Japan’s current account surplus for calendar 1996 fell 30.9 percent from the previous year to 7.18 trillion yen, marking the third straight year of decline, according to preliminary statistics released Feb. 10.
Since the introduction of the current calculation system in 1985, it is the lowest annual figure to be logged since the 6.474 trillion yen in 1990, Finance Ministry officials said. The surplus in the trade and services account plunged 66.4 percent during the year to 2.339 trillion yen, the lowest level ever under the present system. This figure is less than a fifth of the 12.961 trillion yen it marked at its peak in 1986.
Ministry officials said they expect the current account surplus to continue its downward spiral given the fact that imports are still increasing at a higher pace than exports. The trade account surplus for the year totaled 9.115 trillion yen, 26.2 percent lower than the previous year and the lowest figure since 1985.
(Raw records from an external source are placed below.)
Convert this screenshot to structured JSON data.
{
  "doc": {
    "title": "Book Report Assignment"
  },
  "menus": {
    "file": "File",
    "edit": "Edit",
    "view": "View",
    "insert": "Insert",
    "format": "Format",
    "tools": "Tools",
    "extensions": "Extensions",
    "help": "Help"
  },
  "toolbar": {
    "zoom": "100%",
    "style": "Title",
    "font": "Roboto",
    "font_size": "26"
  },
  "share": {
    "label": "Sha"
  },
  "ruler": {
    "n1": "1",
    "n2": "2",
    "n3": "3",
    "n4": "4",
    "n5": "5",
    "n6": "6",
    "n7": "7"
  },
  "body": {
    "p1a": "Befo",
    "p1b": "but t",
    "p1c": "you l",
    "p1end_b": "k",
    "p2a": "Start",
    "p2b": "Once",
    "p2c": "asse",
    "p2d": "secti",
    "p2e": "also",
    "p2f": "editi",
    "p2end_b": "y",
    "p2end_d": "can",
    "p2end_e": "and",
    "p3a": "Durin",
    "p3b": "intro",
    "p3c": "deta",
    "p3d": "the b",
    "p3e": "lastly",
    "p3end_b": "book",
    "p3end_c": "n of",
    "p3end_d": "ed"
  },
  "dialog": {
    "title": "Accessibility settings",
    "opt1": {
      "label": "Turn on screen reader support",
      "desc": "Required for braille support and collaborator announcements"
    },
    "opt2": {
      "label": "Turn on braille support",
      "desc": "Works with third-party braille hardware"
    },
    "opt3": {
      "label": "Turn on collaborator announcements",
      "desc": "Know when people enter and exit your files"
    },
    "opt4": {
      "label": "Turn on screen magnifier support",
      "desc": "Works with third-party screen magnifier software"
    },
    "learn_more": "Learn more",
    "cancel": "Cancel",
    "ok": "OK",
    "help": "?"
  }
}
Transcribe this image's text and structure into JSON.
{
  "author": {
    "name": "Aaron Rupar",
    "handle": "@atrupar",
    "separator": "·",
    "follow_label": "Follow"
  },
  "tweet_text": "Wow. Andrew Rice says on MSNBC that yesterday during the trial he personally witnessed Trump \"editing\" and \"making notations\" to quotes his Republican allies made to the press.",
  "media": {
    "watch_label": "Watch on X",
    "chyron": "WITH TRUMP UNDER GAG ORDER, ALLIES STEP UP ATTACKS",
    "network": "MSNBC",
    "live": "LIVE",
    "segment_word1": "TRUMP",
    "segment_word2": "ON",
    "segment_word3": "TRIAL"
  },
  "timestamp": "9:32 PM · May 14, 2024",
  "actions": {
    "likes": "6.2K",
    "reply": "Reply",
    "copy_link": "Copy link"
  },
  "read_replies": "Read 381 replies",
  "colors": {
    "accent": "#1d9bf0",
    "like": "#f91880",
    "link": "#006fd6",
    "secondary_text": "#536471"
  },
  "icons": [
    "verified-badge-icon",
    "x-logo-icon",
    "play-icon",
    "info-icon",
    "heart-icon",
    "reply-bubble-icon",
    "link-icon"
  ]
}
While exports grew 8.2 percent to 43.572 trillion yen, imports soared 23.4 percent to 34.456 trillion yen — both marking a third consecutive year of increase. Auto exports in value terms rose for the first time in four years, increasing 10.7 percent on a year-on-year basis.